You're not flexible, right? Right. So you think you can't do Pilates, right? Wrong. The beauty of Pilates is that it is a full body workout. In many exercises such as double leg stretch or leg pull you are lengthening and stretching muscles while also working deep into other muscle groups. Over time, Pilates can help you gain flexibility. And there is so much strength in being flexible. True in life – not just Pilates! 

Clarity of Mind

The first time you take Pilates, you probably won’t experience any clarity of mind. You may swear, or give your teacher bad looks or think some really, really mean thing. We forgive you. But with regularity and focus, you’ll see that the mind body connection in a session of Pilates is intense. As you get into the groove, your movements become really intentional and you won’t be able to think of too much else as you figure out your breath, the placement of your limbs and how to maintain your composure as you get deeper into exercises. The more you take pilates, the harder it becomes. Why ? Because as you go, your learn techniques to engage your muscles deeper each time. You move with less “effort” but feel it more deeply. In the pilates world, the mantra is “as much as necessary, as little as possible”.

There are more awesome side effects of Pilates like:

  •  Injury prevention
  •  Improved running technique
  • More fun in the bedroom – it is true!
  • General goal crushing and life winning

What’s not to like? You will, recover better. Loosen tight areas. Improve your balance. Generally just kick butt.

You will see the benefits of Pilates the more you do it. Like everything, it takes repetition to see changes.

I often recommend 2-3 sessions per week. With that, you’ll definitely have an “aha” moment during your day (in a meeting, in the car, on a walk) where you are consciously engaging your abs to sit up taller without an instructor telling you to do it.

And then you’ll go for a run and notice how much stronger you feel with every stride. And then, instead of swearing at your Pilates teacher, you’ll be sending them love notes! We love you too.

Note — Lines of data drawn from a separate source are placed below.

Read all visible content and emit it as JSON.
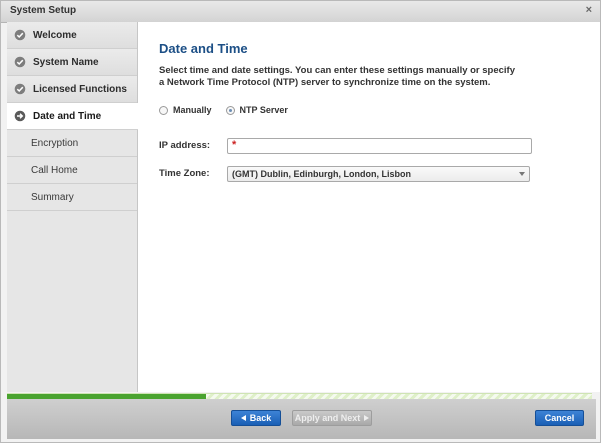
{
  "window": {
    "title": "System Setup",
    "close_glyph": "×"
  },
  "sidebar": {
    "items": [
      {
        "label": "Welcome",
        "state": "done",
        "icon": "check-circle-icon"
      },
      {
        "label": "System Name",
        "state": "done",
        "icon": "check-circle-icon"
      },
      {
        "label": "Licensed Functions",
        "state": "done",
        "icon": "check-circle-icon"
      },
      {
        "label": "Date and Time",
        "state": "current",
        "icon": "arrow-right-circle-icon"
      },
      {
        "label": "Encryption",
        "state": "pending"
      },
      {
        "label": "Call Home",
        "state": "pending"
      },
      {
        "label": "Summary",
        "state": "pending"
      }
    ]
  },
  "main": {
    "heading": "Date and Time",
    "description": "Select time and date settings. You can enter these settings manually or specify a Network Time Protocol (NTP) server to synchronize time on the system.",
    "mode_options": [
      {
        "label": "Manually",
        "selected": false
      },
      {
        "label": "NTP Server",
        "selected": true
      }
    ],
    "ip_address": {
      "label": "IP address:",
      "value": "",
      "required_marker": "*"
    },
    "time_zone": {
      "label": "Time Zone:",
      "selected": "(GMT) Dublin, Edinburgh, London, Lisbon"
    }
  },
  "progress": {
    "fraction": 0.34
  },
  "footer": {
    "back_label": "Back",
    "next_label": "Apply and Next",
    "cancel_label": "Cancel"
  },
  "colors": {
    "accent": "#1c4f86",
    "primary_button": "#2a6fc6",
    "progress": "#4aa32f",
    "required": "#cc2222"
  }
}
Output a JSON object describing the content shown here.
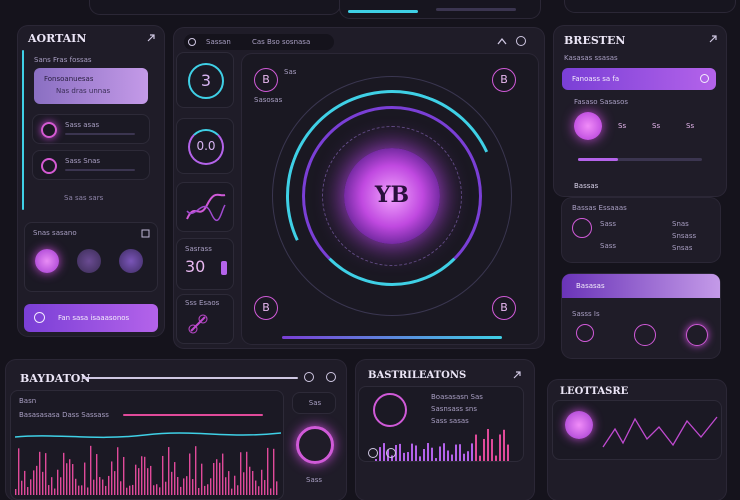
{
  "top_strip": {
    "label_a": "",
    "label_b": ""
  },
  "left_panel": {
    "title": "AORTAIN",
    "subtitle": "Sans Fras fossas",
    "card1_title": "Fonsoanuesas",
    "card1_text": "Nas dras unnas",
    "item1_label": "Sass asas",
    "item2_label": "Sass Snas",
    "link_label": "Sa sas sars",
    "sub_title": "Snas sasano",
    "action_label": "Fan sasa isaaasonos"
  },
  "center": {
    "header_a": "Sassan",
    "header_b": "Cas Bso sosnasa",
    "dial_value": "YB",
    "tile1_value": "3",
    "tile2_value": "0.0",
    "tile4_label": "Sasrass",
    "tile4_value": "30",
    "tile5_label": "Sss Esaos",
    "corner_tl": "B",
    "corner_tr": "B",
    "corner_bl": "B",
    "corner_br": "B",
    "corner_tl_small": "Sas",
    "corner_tl_caption": "Sasosas"
  },
  "right_panel": {
    "title": "BRESTEN",
    "subtitle": "Kasasas ssasas",
    "highlight_label": "Fanoass sa fa",
    "section_label": "Fasaso Sasasos",
    "mini1": "Ss",
    "mini2": "Ss",
    "mini3": "Ss",
    "list_title": "Bassas",
    "sub_card_title": "Bassas Essaaas",
    "sub_card_item": "Sass",
    "sub_card_item2": "Sass",
    "side_item1": "Snas",
    "side_item2": "Snsass",
    "side_item3": "Snsas",
    "promo_label": "Basasas",
    "promo_sub": "Sasss  Is"
  },
  "bottom_left": {
    "title": "BAYDATON",
    "label": "Basn",
    "caption": "Basasasasa Dass Sassass",
    "side_label": "Sas",
    "side_sub": "Sass",
    "chip_value": "Sas"
  },
  "bottom_middle": {
    "title": "BASTRILEATONS",
    "line1": "Boasasasn Sas",
    "line2": "Sasnsass sns",
    "line3": "Sass sasas"
  },
  "bottom_right": {
    "title": "LEOTTASRE"
  },
  "colors": {
    "accent": "#b463ea",
    "cyan": "#3fd0e6",
    "pink": "#e04a9a",
    "bg": "#15131c"
  },
  "icons": [
    "play-icon",
    "chevron-up-icon",
    "circle-icon",
    "wave-icon",
    "heart-icon",
    "settings-icon"
  ]
}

Want to learn more? Join me at Mint Pilates in San Francisco for Pilates for Runners workshop!